Forensic Science Associate’s Degrees
An associate’s degree in forensic science is very valuable. Often the obtaining of such a degree is enough to qualify one for an entry level position within this field. Typically, those entry level positions are forensic science technicians. These professionals perform a wide variety of job functions. However, their primary responsibility is to analyze evidence found at crime scenes and other locations in order to successfully investigate criminal activity. Quite frequently, these professionals work in a capacity that is subordinate to forensic scientists, most of whom have bachelor degrees or graduate level education. Still, forensic science technicians are vital to the process of carrying out forensic science. They are charged with storing and collecting evidence in a manner so that it will be of use in the investigation of a crime. They often have to analyze evidence to see how it may have played a part in any sort of criminal behavior. The key distinction between a forensic scientist and a forensic science technician is that the latter is decidedly more pragmatic, since they essentially function to assist the former. Therefore, forensic science technicians are responsible for cleaning equipment, keeping files and records of progress on cases, as well as maintaining and operating laboratory equipment (Bureau of Labor Statistics).

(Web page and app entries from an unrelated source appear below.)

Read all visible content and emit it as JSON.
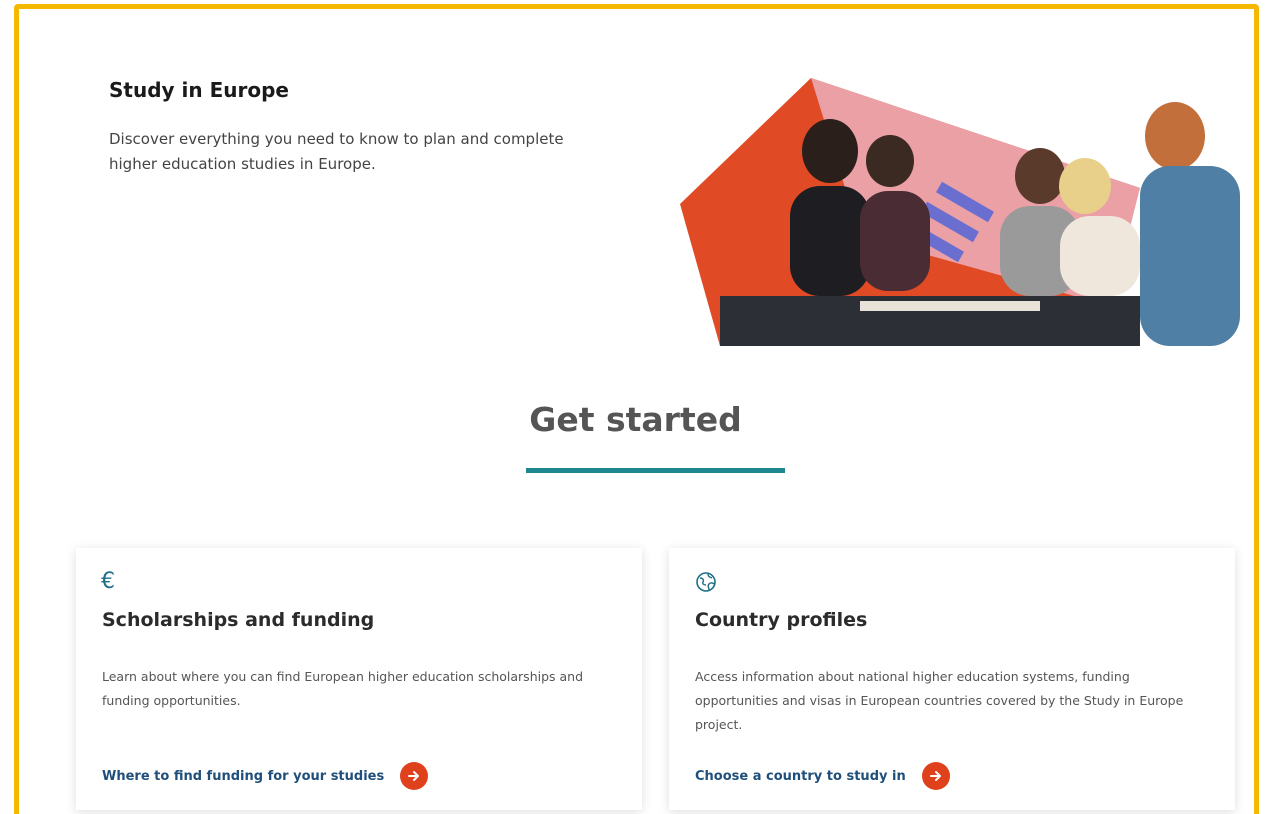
{
  "hero": {
    "title": "Study in Europe",
    "description": "Discover everything you need to know to plan and complete higher education studies in Europe."
  },
  "section": {
    "title": "Get started"
  },
  "cards": [
    {
      "icon": "euro-icon",
      "icon_glyph": "€",
      "title": "Scholarships and funding",
      "description": "Learn about where you can find European higher education scholarships and funding opportunities.",
      "link_label": "Where to find funding for your studies"
    },
    {
      "icon": "globe-icon",
      "title": "Country profiles",
      "description": "Access information about national higher education systems, funding opportunities and visas in European countries covered by the Study in Europe project.",
      "link_label": "Choose a country to study in"
    }
  ],
  "colors": {
    "frame": "#f5b800",
    "accent_teal": "#1f8790",
    "link_blue": "#1f4f7a",
    "arrow_orange": "#e0411d"
  }
}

The vast majority of associate’s degree programs in forensic science can be found at technical institutions, trade schools and at vocational schools. They usually necessitate candidates perform two years of full time study in order to graduate. All associate’s degree programs are part of a liberal arts education, meaning that candidates will take subjects that are not directly related to their area of concentration. However, most of the classes that students will take within this discipline will be inherently related to science classes such as applied chemistry and/or physics, as well as math classes of all levels. What’s really helpful about a number of these programs is that often they are actually created so that students (if they choose to) can further their education by attending a bachelor’s degree program. Students who select this option typically have to only do a pair of years (if they study full-time) to achieve a bachelor’s degree. This can be quite advantageous for students looking to be a forensic scientist, because students who have not previously earned an associate’s degree must typically fulfill four years’ worth of full-time study to earn this degree (BLS).